Task details ▸
For every record below, write out an exact copy.

Excerpted data ▸
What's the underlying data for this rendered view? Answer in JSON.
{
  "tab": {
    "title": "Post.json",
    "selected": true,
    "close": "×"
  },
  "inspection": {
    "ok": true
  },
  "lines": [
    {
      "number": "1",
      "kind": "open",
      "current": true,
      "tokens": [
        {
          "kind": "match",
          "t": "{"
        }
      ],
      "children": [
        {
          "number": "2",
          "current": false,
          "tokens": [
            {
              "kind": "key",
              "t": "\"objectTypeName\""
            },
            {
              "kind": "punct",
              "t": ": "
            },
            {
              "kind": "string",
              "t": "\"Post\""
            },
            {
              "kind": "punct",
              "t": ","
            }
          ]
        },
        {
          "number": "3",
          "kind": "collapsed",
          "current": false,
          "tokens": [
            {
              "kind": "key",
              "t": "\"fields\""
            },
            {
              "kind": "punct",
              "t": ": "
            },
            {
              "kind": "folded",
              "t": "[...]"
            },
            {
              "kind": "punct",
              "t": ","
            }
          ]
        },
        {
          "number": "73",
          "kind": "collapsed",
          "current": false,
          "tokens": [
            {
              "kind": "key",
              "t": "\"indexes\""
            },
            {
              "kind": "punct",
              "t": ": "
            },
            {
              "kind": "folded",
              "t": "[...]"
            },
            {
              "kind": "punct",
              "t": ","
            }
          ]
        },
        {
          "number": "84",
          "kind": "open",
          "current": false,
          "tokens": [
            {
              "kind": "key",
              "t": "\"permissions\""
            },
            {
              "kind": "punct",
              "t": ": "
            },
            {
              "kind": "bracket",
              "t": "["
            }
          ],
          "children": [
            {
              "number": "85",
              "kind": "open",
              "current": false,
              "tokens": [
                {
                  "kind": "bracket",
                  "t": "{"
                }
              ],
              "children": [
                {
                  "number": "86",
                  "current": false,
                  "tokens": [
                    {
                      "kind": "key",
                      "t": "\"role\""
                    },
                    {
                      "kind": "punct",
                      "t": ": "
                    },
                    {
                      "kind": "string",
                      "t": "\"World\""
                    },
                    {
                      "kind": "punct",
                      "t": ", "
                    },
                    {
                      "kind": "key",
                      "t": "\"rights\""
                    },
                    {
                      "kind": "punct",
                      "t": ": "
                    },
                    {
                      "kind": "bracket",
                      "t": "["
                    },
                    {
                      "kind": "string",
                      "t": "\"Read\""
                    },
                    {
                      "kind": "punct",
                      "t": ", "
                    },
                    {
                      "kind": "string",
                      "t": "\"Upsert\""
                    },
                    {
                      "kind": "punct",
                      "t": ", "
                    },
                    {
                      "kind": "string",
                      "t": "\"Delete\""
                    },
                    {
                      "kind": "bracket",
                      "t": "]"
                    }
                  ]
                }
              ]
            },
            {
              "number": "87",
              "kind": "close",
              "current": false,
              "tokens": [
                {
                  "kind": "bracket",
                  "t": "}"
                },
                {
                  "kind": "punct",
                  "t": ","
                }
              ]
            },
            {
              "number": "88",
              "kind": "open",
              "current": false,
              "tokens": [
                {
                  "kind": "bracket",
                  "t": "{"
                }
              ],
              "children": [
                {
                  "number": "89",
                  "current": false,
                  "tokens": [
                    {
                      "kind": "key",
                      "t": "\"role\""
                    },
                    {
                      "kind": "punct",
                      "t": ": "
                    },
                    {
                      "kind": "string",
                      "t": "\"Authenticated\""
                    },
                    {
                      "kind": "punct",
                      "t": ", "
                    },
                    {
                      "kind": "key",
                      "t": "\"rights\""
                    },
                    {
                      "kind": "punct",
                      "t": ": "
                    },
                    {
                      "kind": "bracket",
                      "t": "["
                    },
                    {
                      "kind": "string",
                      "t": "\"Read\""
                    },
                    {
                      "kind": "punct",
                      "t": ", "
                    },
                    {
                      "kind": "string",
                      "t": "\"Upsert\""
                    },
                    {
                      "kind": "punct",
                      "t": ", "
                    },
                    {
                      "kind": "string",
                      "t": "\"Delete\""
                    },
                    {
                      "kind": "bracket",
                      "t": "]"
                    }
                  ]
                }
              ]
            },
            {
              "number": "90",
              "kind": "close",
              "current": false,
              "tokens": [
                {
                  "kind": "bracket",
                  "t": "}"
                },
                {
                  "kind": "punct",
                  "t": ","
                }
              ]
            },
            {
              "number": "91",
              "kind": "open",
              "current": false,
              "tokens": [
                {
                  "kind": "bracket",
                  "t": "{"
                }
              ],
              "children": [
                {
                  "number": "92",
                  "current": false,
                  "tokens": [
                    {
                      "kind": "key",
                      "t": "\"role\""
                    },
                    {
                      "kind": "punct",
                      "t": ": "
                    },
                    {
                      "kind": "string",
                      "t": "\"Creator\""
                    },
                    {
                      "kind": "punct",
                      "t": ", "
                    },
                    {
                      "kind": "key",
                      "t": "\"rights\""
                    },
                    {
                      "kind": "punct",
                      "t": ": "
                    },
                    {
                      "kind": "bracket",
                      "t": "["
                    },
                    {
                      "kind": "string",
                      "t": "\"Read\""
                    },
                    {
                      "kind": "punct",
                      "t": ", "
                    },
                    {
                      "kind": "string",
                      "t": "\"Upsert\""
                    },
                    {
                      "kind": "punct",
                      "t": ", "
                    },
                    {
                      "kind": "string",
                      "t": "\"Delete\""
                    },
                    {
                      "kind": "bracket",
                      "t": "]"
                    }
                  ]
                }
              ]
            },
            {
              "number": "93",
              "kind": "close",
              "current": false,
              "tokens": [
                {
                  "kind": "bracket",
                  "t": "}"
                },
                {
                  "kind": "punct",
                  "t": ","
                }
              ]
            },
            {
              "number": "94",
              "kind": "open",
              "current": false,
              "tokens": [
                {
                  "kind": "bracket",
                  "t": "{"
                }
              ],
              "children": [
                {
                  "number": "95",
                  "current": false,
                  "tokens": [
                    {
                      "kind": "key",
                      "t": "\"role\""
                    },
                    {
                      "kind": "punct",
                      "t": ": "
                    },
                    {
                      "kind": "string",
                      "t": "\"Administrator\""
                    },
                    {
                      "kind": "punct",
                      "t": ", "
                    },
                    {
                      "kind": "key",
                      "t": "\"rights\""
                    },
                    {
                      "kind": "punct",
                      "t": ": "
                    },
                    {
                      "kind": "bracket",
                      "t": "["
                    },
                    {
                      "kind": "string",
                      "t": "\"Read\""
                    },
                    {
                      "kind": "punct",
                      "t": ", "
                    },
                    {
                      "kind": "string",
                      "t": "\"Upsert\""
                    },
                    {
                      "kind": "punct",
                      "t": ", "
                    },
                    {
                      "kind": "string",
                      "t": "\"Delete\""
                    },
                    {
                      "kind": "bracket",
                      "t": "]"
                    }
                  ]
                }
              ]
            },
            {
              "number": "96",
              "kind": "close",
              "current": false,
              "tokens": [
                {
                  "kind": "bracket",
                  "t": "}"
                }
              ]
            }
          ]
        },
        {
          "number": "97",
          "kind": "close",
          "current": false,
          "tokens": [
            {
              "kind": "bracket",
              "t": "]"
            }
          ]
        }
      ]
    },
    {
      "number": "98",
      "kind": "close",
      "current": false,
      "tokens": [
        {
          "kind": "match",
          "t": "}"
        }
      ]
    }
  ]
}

Solved exercise ▸
What's the underlying data for this rendered view? Answer in JSON.
{
  "tab": {
    "title": "Post.json",
    "selected": true,
    "close": "×"
  },
  "inspection": {
    "ok": true
  },
  "lines": [
    {
      "number": "1",
      "kind": "open",
      "current": true,
      "tokens": [
        {
          "kind": "match",
          "t": "{"
        }
      ],
      "children": [
        {
          "number": "2",
          "current": false,
          "tokens": [
            {
              "kind": "key",
              "t": "\"objectTypeName\""
            },
            {
              "kind": "punct",
              "t": ": "
            },
            {
              "kind": "string",
              "t": "\"Post\""
            },
            {
              "kind": "punct",
              "t": ","
            }
          ]
        },
        {
          "number": "3",
          "kind": "collapsed",
          "current": false,
          "tokens": [
            {
              "kind": "key",
              "t": "\"fields\""
            },
            {
              "kind": "punct",
              "t": ": "
            },
            {
              "kind": "folded",
              "t": "[...]"
            },
            {
              "kind": "punct",
              "t": ","
            }
          ]
        },
        {
          "number": "73",
          "kind": "collapsed",
          "current": false,
          "tokens": [
            {
              "kind": "key",
              "t": "\"indexes\""
            },
            {
              "kind": "punct",
              "t": ": "
            },
            {
              "kind": "folded",
              "t": "[...]"
            },
            {
              "kind": "punct",
              "t": ","
            }
          ]
        },
        {
          "number": "84",
          "kind": "open",
          "current": false,
          "tokens": [
            {
              "kind": "key",
              "t": "\"permissions\""
            },
            {
              "kind": "punct",
              "t": ": "
            },
            {
              "kind": "bracket",
              "t": "["
            }
          ],
          "children": [
            {
              "number": "85",
              "kind": "open",
              "current": false,
              "tokens": [
                {
                  "kind": "bracket",
                  "t": "{"
                }
              ],
              "children": [
                {
                  "number": "86",
                  "current": false,
                  "tokens": [
                    {
                      "kind": "key",
                      "t": "\"role\""
                    },
                    {
                      "kind": "punct",
                      "t": ": "
                    },
                    {
                      "kind": "string",
                      "t": "\"World\""
                    },
                    {
                      "kind": "punct",
                      "t": ", "
                    },
                    {
                      "kind": "key",
                      "t": "\"rights\""
                    },
                    {
                      "kind": "punct",
                      "t": ": "
                    },
                    {
                      "kind": "bracket",
                      "t": "["
                    },
                    {
                      "kind": "string",
                      "t": "\"Read\""
                    },
                    {
                      "kind": "punct",
                      "t": ", "
                    },
                    {
                      "kind": "string",
                      "t": "\"Upsert\""
                    },
                    {
                      "kind": "punct",
                      "t": ", "
                    },
                    {
                      "kind": "string",
                      "t": "\"Delete\""
                    },
                    {
                      "kind": "bracket",
                      "t": "]"
                    }
                  ]
                }
              ]
            },
            {
              "number": "87",
              "kind": "close",
              "current": false,
              "tokens": [
                {
                  "kind": "bracket",
                  "t": "}"
                },
                {
                  "kind": "punct",
                  "t": ","
                }
              ]
            },
            {
              "number": "88",
              "kind": "open",
              "current": false,
              "tokens": [
                {
                  "kind": "bracket",
                  "t": "{"
                }
              ],
              "children": [
                {
                  "number": "89",
                  "current": false,
                  "tokens": [
                    {
                      "kind": "key",
                      "t": "\"role\""
                    },
                    {
                      "kind": "punct",
                      "t": ": "
                    },
                    {
                      "kind": "string",
                      "t": "\"Authenticated\""
                    },
                    {
                      "kind": "punct",
                      "t": ", "
                    },
                    {
                      "kind": "key",
                      "t": "\"rights\""
                    },
                    {
                      "kind": "punct",
                      "t": ": "
                    },
                    {
                      "kind": "bracket",
                      "t": "["
                    },
                    {
                      "kind": "string",
                      "t": "\"Read\""
                    },
                    {
                      "kind": "punct",
                      "t": ", "
                    },
                    {
                      "kind": "string",
                      "t": "\"Upsert\""
                    },
                    {
                      "kind": "punct",
                      "t": ", "
                    },
                    {
                      "kind": "string",
                      "t": "\"Delete\""
                    },
                    {
                      "kind": "bracket",
                      "t": "]"
                    }
                  ]
                }
              ]
            },
            {
              "number": "90",
              "kind": "close",
              "current": false,
              "tokens": [
                {
                  "kind": "bracket",
                  "t": "}"
                },
                {
                  "kind": "punct",
                  "t": ","
                }
              ]
            },
            {
              "number": "91",
              "kind": "open",
              "current": false,
              "tokens": [
                {
                  "kind": "bracket",
                  "t": "{"
                }
              ],
              "children": [
                {
                  "number": "92",
                  "current": false,
                  "tokens": [
                    {
                      "kind": "key",
                      "t": "\"role\""
                    },
                    {
                      "kind": "punct",
                      "t": ": "
                    },
                    {
                      "kind": "string",
                      "t": "\"Creator\""
                    },
                    {
                      "kind": "punct",
                      "t": ", "
                    },
                    {
                      "kind": "key",
                      "t": "\"rights\""
                    },
                    {
                      "kind": "punct",
                      "t": ": "
                    },
                    {
                      "kind": "bracket",
                      "t": "["
                    },
                    {
                      "kind": "string",
                      "t": "\"Read\""
                    },
                    {
                      "kind": "punct",
                      "t": ", "
                    },
                    {
                      "kind": "string",
                      "t": "\"Upsert\""
                    },
                    {
                      "kind": "punct",
                      "t": ", "
                    },
                    {
                      "kind": "string",
                      "t": "\"Delete\""
                    },
                    {
                      "kind": "bracket",
                      "t": "]"
                    }
                  ]
                }
              ]
            },
            {
              "number": "93",
              "kind": "close",
              "current": false,
              "tokens": [
                {
                  "kind": "bracket",
                  "t": "}"
                },
                {
                  "kind": "punct",
                  "t": ","
                }
              ]
            },
            {
              "number": "94",
              "kind": "open",
              "current": false,
              "tokens": [
                {
                  "kind": "bracket",
                  "t": "{"
                }
              ],
              "children": [
                {
                  "number": "95",
                  "current": false,
                  "tokens": [
                    {
                      "kind": "key",
                      "t": "\"role\""
                    },
                    {
                      "kind": "punct",
                      "t": ": "
                    },
                    {
                      "kind": "string",
                      "t": "\"Administrator\""
                    },
                    {
                      "kind": "punct",
                      "t": ", "
                    },
                    {
                      "kind": "key",
                      "t": "\"rights\""
                    },
                    {
                      "kind": "punct",
                      "t": ": "
                    },
                    {
                      "kind": "bracket",
                      "t": "["
                    },
                    {
                      "kind": "string",
                      "t": "\"Read\""
                    },
                    {
                      "kind": "punct",
                      "t": ", "
                    },
                    {
                      "kind": "string",
                      "t": "\"Upsert\""
                    },
                    {
                      "kind": "punct",
                      "t": ", "
                    },
                    {
                      "kind": "string",
                      "t": "\"Delete\""
                    },
                    {
                      "kind": "bracket",
                      "t": "]"
                    }
                  ]
                }
              ]
            },
            {
              "number": "96",
              "kind": "close",
              "current": false,
              "tokens": [
                {
                  "kind": "bracket",
                  "t": "}"
                }
              ]
            }
          ]
        },
        {
          "number": "97",
          "kind": "close",
          "current": false,
          "tokens": [
            {
              "kind": "bracket",
              "t": "]"
            }
          ]
        }
      ]
    },
    {
      "number": "98",
      "kind": "close",
      "current": false,
      "tokens": [
        {
          "kind": "match",
          "t": "}"
        }
      ]
    }
  ]
}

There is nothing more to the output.